Questions Our Learners Also Asked
1. What questions are asked in an interview for college?
Here are the 10 most common questions asked in an interview for college:
- How would you describe yourself to someone who did not know you?
- What do you expect to be doing ten years from now?
- What are some of your strengths and weaknesses?
- How would you contribute to our college community?
- What subject in high school did you find most challenging?
- Why do you want to attend this college?
- Who do you most admire?
- What is your favorite book and why?
- How have you been a leader or displayed leadership?
- Name one challenge that you have overcome?
2. How do I prepare for a college interview?
You can’t always be prepared for every situation that may arise but there are some general things that you can prepare for. Here are a few things you can do to prepare for a college interview:
- Consider the type of interview you can expect?
- Check out different types of questions that are usually asked
- Reach out to a few students or alumni to see what type of questions they were asked during their interview
- Re-read your personal statement
- Re-read your personal essay that you’ve submitted
- Make a list of highlights to show why you would be a great asset to the school

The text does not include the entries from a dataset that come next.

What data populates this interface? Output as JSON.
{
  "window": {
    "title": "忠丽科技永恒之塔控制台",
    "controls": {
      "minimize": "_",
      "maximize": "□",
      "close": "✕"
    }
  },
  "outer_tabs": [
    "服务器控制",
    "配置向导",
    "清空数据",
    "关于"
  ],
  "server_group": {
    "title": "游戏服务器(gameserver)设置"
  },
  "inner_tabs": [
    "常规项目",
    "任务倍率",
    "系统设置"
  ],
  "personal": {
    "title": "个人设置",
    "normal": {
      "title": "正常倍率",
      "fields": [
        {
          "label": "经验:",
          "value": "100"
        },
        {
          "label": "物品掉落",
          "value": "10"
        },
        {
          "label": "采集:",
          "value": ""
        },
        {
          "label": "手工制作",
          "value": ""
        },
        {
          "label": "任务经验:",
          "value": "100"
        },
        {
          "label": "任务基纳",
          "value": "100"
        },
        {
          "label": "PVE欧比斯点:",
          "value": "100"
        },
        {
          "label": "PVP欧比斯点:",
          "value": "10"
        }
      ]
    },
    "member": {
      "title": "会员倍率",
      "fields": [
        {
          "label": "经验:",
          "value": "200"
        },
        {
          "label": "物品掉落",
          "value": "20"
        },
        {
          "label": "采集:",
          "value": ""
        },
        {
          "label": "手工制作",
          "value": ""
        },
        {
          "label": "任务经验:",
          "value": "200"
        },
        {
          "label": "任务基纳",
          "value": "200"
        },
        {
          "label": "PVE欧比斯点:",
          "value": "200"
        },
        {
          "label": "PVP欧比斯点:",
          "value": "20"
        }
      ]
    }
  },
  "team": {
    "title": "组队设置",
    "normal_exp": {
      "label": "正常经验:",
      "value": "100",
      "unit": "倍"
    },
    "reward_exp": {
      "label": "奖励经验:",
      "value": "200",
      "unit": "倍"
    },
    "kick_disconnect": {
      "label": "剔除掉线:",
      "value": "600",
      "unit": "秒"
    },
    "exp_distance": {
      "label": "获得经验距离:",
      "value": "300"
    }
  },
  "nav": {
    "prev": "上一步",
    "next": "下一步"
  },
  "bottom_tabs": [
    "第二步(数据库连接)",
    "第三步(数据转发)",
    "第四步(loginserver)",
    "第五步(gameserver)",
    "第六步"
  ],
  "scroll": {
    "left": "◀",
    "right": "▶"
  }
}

- Know your subject and a general major that you plan on taking
- Dress appropriately
3. How do you stand out in college interviews?
Here are some tips to help you stand out in college interviews:
- Practice mock interviews with friends and family members
- Ensure you have a tentative outline of your answers
- Dress appropriately
- Do your research about the college, highlight past alumni that you admire
- Make sure to have an idea of your major
- Reach before time
- Highlight your accomplishments in life and how the school can help you grow further
4. What should you not say in a college interview?
Here are a few things that you should not say in a college interview:
- Do not mention personal hobbies that aren’t relevant to the school
- While you should highlight your accomplishment, do not be arrogant about it
- Do not talk casually about why you are joining this college
- Do not talk negatively about any other college or even your school
- Do not mention any personal habits like drinking and drug use
5. How do you end an interview?
You should thank the interviewer for their time, shake their hands and ask them to reach out to you if they have any additional questions or information that they wish to clarify. It is important to keep the conversation simple.
6. How can I impress the interviewer?
Be passionate about learning and any particular hobbies that you might love that is relevant to your field of study. Tell them stories related to your field or why you are interested in the particular major you are considering. Instead of going with the same old standard answers, try to offer answers that can leave a lasting impression on the interviewer. You should also be tentative, ask questions and offer interesting tidbits about yourself.